In the future, mankind will have automated cars and an app for outsourcing crime — at least on Season 3 of HBO’s “Westworld.” “Somehow in the future climate change has been conquered, traffic has been reduced — which in LA is a miracle — and there’s order,” says production designer Howard Cummings. “There seems to …
In the future, mankind will have automated cars and an app for outsourcing crime — at least on Season 3 of HBO’s “Westworld.”
“Somehow in the future climate change has been conquered, traffic has been reduced — which in LA is a miracle — and there’s order,” says production designer Howard Cummings. “There seems to be no homelessness. Somehow, something has organized society in a way that has brought this great progress.”
Season 3, with returning stars Evan Rachel Wood and Jeffrey Wright, has changed up the “Westworld” narrative. The show’s first two seasons (Sundays at 9 p.m.) were set in a luxury park with historical settings, such as the Wild West, where wealthy people could canoodle and often violently frolic with human-looking robots without consequences — while Delos, the shadowy company running the park, collected their personal data.
The real world outside of the parks was not revealed, until this season, when the “Blade Runner”-esque future was introduced through new character Caleb (Aaron Paul, “Breaking Bad”). To create the look of LA a few decades from now — which is where the majority of the “real world” scenes are set — the show turned to real world locations that exist today.
“Since 2058 isn’t terribly far in the future, we wanted it to be a grounded futurism and not something where everything was completely unfamiliar,” says Cummings. “So we actually looked at Singapore as inspiration for what this could be. In the end, we ended up filming and shooting in Singapore. The city you see in Episode 1 is a mix between Los Angeles and locations in Singapore.”
“It’s a structure with swooping curves and lots of freeform that echoed a lot of what you’d seen in previous seasons for the laboratory at the park, at Westworld,” he says. “That connected to what the language of the show was.”
As for the automated cars, they took their inspiration from a surprising source: New York City cabs.

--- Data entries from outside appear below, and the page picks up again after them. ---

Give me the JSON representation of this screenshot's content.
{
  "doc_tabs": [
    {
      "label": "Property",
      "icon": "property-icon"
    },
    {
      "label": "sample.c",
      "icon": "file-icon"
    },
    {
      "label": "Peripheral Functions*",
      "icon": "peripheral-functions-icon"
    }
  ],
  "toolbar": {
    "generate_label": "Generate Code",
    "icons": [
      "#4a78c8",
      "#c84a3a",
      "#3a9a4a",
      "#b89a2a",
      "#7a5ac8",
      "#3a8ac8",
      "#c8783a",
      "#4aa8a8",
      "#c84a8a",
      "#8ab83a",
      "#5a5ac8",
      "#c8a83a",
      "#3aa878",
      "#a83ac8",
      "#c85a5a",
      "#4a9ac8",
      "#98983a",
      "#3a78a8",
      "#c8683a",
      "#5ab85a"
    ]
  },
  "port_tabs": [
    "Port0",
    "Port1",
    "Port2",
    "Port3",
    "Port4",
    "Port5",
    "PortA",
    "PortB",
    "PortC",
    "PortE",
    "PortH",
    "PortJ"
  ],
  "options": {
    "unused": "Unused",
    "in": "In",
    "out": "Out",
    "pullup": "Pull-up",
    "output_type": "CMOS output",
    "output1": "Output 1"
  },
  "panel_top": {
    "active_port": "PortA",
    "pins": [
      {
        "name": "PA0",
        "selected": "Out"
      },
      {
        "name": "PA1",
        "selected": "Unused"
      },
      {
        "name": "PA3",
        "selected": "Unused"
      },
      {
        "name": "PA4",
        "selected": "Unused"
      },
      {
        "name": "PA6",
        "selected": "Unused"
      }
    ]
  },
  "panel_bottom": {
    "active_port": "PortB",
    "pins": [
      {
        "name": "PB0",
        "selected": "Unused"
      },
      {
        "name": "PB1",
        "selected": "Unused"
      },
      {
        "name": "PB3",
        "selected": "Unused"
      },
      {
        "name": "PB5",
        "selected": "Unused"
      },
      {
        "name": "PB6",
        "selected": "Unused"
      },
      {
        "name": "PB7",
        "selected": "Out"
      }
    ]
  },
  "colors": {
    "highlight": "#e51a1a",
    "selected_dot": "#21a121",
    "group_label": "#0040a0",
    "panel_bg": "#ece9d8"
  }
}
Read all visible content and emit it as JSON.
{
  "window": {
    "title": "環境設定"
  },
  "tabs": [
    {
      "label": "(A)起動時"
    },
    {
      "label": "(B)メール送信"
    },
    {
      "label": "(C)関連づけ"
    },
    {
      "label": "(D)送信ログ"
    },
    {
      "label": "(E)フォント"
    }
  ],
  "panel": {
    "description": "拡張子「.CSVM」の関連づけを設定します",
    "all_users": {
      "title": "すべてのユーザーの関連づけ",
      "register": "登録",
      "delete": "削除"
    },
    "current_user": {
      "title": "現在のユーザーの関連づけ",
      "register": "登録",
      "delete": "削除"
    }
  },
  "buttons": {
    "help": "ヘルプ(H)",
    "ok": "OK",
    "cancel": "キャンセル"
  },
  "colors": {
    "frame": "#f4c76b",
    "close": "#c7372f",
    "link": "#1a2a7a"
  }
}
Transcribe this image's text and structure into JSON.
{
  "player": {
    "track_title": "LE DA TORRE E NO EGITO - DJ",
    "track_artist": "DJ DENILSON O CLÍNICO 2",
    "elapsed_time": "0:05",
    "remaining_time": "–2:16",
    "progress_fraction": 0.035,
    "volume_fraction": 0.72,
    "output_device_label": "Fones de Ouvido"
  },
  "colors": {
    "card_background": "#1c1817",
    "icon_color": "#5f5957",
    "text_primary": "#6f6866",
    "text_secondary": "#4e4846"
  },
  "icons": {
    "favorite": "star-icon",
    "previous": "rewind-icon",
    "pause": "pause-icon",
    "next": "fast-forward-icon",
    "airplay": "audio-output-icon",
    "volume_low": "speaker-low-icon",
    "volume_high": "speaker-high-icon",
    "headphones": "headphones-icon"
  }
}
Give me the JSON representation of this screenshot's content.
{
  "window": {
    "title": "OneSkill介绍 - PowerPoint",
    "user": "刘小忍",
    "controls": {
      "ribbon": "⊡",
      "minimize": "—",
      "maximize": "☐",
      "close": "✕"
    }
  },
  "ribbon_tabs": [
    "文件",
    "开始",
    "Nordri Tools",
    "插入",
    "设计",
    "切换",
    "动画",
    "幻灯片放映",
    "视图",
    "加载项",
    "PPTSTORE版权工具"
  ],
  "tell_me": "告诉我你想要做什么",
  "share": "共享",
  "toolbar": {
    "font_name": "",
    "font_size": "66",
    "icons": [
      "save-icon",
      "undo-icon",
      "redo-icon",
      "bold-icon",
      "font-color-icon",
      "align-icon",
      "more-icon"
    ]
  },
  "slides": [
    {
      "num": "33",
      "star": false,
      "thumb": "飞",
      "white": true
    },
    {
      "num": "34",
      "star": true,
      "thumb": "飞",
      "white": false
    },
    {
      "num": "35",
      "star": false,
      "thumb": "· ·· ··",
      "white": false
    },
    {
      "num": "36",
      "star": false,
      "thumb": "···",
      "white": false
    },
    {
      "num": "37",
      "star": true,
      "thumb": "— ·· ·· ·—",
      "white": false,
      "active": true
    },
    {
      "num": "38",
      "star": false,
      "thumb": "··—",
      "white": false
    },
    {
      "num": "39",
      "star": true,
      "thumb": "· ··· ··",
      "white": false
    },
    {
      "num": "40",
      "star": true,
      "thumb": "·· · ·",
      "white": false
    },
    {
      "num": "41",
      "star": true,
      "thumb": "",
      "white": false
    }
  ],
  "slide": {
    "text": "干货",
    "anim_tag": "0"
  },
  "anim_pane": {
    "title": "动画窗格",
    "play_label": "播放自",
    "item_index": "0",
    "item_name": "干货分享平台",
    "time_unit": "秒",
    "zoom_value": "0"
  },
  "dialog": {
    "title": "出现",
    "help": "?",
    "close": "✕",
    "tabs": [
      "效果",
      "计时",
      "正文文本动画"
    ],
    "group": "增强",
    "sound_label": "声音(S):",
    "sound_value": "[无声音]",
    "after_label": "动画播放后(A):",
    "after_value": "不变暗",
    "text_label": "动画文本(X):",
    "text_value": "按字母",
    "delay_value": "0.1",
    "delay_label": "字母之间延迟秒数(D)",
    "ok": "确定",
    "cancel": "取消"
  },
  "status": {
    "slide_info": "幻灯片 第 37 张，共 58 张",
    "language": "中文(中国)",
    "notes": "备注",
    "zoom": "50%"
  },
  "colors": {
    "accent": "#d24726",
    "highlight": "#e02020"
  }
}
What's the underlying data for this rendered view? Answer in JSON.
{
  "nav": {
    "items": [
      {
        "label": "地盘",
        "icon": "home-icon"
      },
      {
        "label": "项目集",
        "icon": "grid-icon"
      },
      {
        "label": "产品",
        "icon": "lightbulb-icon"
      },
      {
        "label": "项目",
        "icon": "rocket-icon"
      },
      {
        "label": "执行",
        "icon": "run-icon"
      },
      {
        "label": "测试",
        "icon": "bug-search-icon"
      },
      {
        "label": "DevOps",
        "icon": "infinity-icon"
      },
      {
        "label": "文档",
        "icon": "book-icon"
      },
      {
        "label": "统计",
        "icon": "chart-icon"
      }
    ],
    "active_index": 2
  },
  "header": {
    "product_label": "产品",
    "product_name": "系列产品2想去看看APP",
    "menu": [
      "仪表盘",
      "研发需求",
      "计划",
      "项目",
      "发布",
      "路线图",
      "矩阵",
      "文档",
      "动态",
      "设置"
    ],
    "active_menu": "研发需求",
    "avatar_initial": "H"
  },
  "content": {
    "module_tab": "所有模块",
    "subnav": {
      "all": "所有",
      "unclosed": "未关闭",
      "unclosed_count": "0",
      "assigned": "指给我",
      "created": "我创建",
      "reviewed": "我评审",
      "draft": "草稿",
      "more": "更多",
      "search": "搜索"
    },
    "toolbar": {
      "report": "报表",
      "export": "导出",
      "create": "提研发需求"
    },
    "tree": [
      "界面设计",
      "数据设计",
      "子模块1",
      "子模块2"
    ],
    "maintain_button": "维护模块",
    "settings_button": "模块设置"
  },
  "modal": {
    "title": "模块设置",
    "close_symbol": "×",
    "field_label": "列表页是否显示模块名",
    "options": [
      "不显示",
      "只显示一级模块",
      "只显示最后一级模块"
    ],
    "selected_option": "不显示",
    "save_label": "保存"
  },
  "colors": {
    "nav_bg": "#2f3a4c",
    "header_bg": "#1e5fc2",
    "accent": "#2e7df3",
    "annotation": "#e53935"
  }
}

“For the automated ride-share [creator Jonathan Nolan] had some ideas — there would be a vehicle people would use almost like a New York Cab,” Cummings says. “That was actually the inspiration. I was like, how could it be futurized and autonomous? It had to have a certain amount of room and be used by multiple people [and] it could go backwards or forwards. It would have to be very see-through as a way of being almost more secure.
“We do have this one rich head of a large corporation. He’s still driving an analog car,” he says. “And that car came from Porsche, in what’s meant to be more like a classic car — the idea that rich people collect classic cars.”
Caleb also uses Rico, an app that outsources crimes and is a mixture of Tinder and TaskRabbit that, Cummins says, was inspired by Snapchat.
“That was sort of the underground organization of what was going on,” he says. “You find out on the show that there’s an overarching [Artificial Intelligence] that’s controlling things. This [app] is the underground version.”
While the season premiere has echoes of “Blade Runner,” Cummins says that was not the inspiration.
“There are some ‘Blade Runner’ aspects to it, except that it’s not dystopian in the way that ‘Blade Runner was,” he says. “In some ways, we tried to go the opposite of ‘Blade Runner’ and lean more into something like the movie ‘Her.’
“It’s almost like we blended ‘Blade Runner’ and ‘Her’ together,” he says. “We have the sense of order that is present in ‘Her.’ That inspired us.”